In fact, a few days after getting married, the two, working as journalists then, travelled to troubled areas in the Northeast at a time when insurgency was most profound in the states. But when they returned to Delhi two years later in 1996, Nandan and Kavita had decided to quit journalism. “We wanted to become the voice of various voiceless people.
There are issues that the national media is not writing about, which we wanted to bring to people’s notice. So, we decided to make films, a transition we didn’t find very difficult,” they opine, having since made films on issues spanning socio-political, rural development and environmental aspects.

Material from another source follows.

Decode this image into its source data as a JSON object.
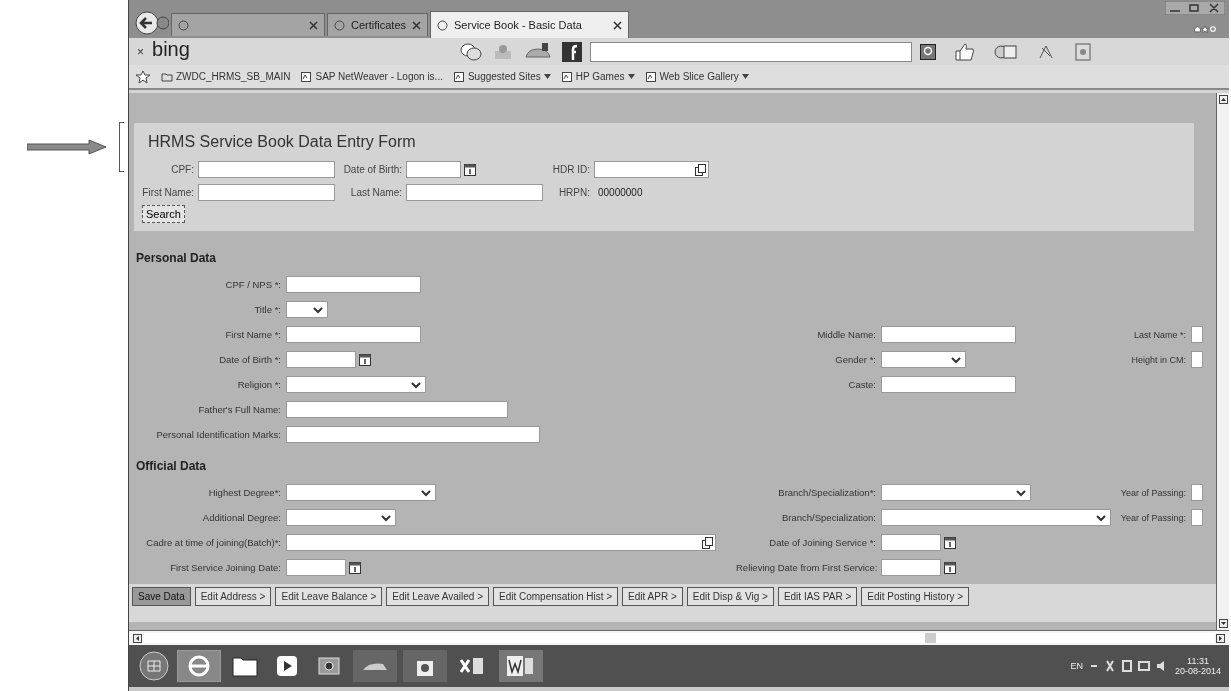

In Chandigarh on Sunday to showcase seven of their documentaries, including the award-winning Cotton for my Shroud and Hollow Cylinder, at Sunday with a Filmmaker, an event organised by Chandigarh Creative Cinema Circle, Nandan and Kavita talked about their outstanding works.
Cotton for my Shroud is a 75-minute film on suicides by cotton farmers of Vidarbha, Maharashtra, which has won the Rajat Kamal Best Investigative Film at the 59th National Film Awards in 2011. Recalls Nandan, ‘The year 1996 was the worst for the farmers with the suicide rate accelerating. While The Hindu covered the suicides extensively, other newspapers ignored the issue. So, we decided to search for the reasons for the suicides and make a film on it.”
Aware that funds wouldn’t pour from any corner, the two invested R25 lakh from their own pockets and started shooting in 2006, braving the emotional turmoil of canning shots of funerals and wailing relatives of the dead. When the film came out in 2011, Nandan and Kavita were aghast to find the situation hadn’t changed.
Not certain if Cotton for my Shroud could bring about change, the filmmaker couple is satisfied their project could generate mass awareness. Where profits are concerned, the two aren’t expecting any, saying, “What we do is similar to the theory of Guru Nanak’s ‘sacha sauda’— giving to the society as much as possible. We are happy that a lot of youngsters come to us after having watched the film and want to know how they can help these farmers.
We also plan to bring out various versions of the documentary in different languages, for which are seeking funds through word of mouth propagation, screening at film festivals and conducting workshops.”
Nandan and Kavita reveal that their main source of funds is the money generated after doing projects for the UN (United Nations), Doordarshan and the Ministry of Environment and Forests etc. “We are artistes and artistes don’t know how to do business. We believe that we have one life to live, so we should do what we want to do. Ours has been an amazing journey of spiritual growth. Most of us live for ourselves, but when you start living for others, it gives you moral courage to say what is right and what is wrong,” they declare.
Next, Nandan and Kavita are focussing on the agrarian crisis afflicting Punjab. “We have already shot at Anandpur Sahib during Holla Mohalla, and would shoot the rest in the Majha region. For this project, we have already applied to PSBT (Public Service Broadcasting Trust) for funds, but don’t really know if they will help us,” they say.